10K is a distance that needs to be respected. It’s a real mix of speed, strength and endurance, but very achievable for most runners while still balancing a busy home and work life. The key is to follow a good training plan that slots into your busy schedule.
If you’re thinking of running a 10K you should first put a plan in place. But the good news is with a little bit of planning you can train for a 10K with just three clever runs a week. It might not sound like a lot but if you get those three training sessions right, they will make a huge impact on your race.
The vital three P's
The trick is to plan, be patient and allow the progress to happen naturally. Our resident running coaches at RunningWithUs call this the Vital Three P’s. Look at the weeks you have until race day and start to identify when your long runs will work, what days you can host your threshold runs and when you will have enough time for that steady run.
When you aren’t training it is important to make sure you have enough nutrients in your diet. You need to have the energy to train and the correct fuel to rebuild your muscles and recover for the next session. Without fuelling yourself properly you will lack energy, motivation and will fatigue easily. We outline the three key sessions below.
1. Steady run
Run one of your three sessions at conversational pace. It can be between 30-50 minutes long, where you could talk if necessary. Try and do this run on mixed terrain that’s off-road, as this will reduce impact and prevent you from getting injured.
Trail running will also help build strength, as trails have the benefit of changing your running gait and getting you up on your toes. It’s important to incorporate one of these runs in your three weekly sessions.
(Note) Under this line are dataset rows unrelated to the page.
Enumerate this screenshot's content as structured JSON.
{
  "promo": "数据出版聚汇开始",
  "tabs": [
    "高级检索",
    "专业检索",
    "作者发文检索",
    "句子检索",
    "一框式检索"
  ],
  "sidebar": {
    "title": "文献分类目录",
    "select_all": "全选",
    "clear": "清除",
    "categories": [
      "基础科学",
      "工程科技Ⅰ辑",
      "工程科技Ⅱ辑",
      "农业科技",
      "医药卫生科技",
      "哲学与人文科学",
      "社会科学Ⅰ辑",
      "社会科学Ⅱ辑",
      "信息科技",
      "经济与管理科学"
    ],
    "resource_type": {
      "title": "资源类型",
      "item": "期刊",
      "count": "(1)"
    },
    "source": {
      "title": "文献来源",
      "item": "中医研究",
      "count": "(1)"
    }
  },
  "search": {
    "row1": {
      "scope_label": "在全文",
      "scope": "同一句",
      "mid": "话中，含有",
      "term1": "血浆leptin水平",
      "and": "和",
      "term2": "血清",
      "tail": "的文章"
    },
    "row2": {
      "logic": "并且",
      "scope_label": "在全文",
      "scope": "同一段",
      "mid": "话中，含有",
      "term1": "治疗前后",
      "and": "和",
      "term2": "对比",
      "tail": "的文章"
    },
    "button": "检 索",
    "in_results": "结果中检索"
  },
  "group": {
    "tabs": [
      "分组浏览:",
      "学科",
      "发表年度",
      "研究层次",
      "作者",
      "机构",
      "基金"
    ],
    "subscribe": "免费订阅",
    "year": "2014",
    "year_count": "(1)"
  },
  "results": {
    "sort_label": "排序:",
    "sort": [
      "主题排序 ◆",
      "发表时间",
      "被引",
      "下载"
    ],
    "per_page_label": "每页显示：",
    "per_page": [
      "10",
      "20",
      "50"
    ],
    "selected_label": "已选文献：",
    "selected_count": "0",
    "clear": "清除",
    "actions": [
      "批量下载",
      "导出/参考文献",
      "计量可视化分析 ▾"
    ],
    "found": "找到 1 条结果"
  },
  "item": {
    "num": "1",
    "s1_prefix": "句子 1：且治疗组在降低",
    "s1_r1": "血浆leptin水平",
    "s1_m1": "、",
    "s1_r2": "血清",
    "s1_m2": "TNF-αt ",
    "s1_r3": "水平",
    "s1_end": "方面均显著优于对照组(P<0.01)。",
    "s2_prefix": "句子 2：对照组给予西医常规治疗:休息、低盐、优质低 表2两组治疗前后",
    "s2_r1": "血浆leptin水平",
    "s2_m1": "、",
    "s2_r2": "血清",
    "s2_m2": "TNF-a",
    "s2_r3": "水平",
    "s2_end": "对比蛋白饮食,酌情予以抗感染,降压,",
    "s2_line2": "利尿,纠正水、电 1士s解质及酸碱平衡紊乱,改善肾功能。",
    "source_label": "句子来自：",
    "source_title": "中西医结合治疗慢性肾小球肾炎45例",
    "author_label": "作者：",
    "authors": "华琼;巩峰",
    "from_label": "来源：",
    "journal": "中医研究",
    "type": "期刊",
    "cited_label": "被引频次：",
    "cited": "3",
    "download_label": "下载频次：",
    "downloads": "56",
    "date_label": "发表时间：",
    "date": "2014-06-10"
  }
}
If you go out on every run trying to push hard like you would in a 10K race, you will only tire yourself out and won’t gain the correct endurance and fitness to improve.
2. Threshold run
Incorporate threshold training into your week routine. Running at your anaerobic threshold (also known as your lactate threshold) is ‘comfortably hard’ running, so it shouldn't feel too difficult. This is the maximum speed at which your body can work aerobically for long periods.
The most difficult aspect of threshold running is getting the pace right. One way to gauge the ideal pace is to find the speed at which you can just hold a conversation. You should be able to talk, but perhaps not in complete sentences. If you are too out of breath to speak at all, you are running too fast. But if you can speak normally, you are running too slowly. You are aiming to run 'comfortably hard'.
Ensure these blocks progress through your plan – an example would be a 10 minute warm up, 6 x 3 minutes, to bigger sessions such as 5 x 5 minutes, 3 x 10 minutes and even a continuous 20-25 minutes, with a 10-minute warm down to finish.
3. Long run
Run one long run a week for between 60-90 minutes at conversational pace, where the speed feels relaxed and the run is enjoyable. Try to run off-road when possible to reduce the impact and build strength in your muscles.
Incorporate these three key sessions into your weekly run routine over a period of six weeks in the build up to your 10K race and you will cross that finish line comfortably.
Last but not least, don’t forget to enjoy it! Running is a hobby and we can only be the best we set ourselves up to be in preparation. If you don’t train consistently or fuel yourself wisely then you only have yourself to blame. Commit to one of our free 10K training plans, set yourself up to succeed in training and racing will be easy. Best of luck and enjoy!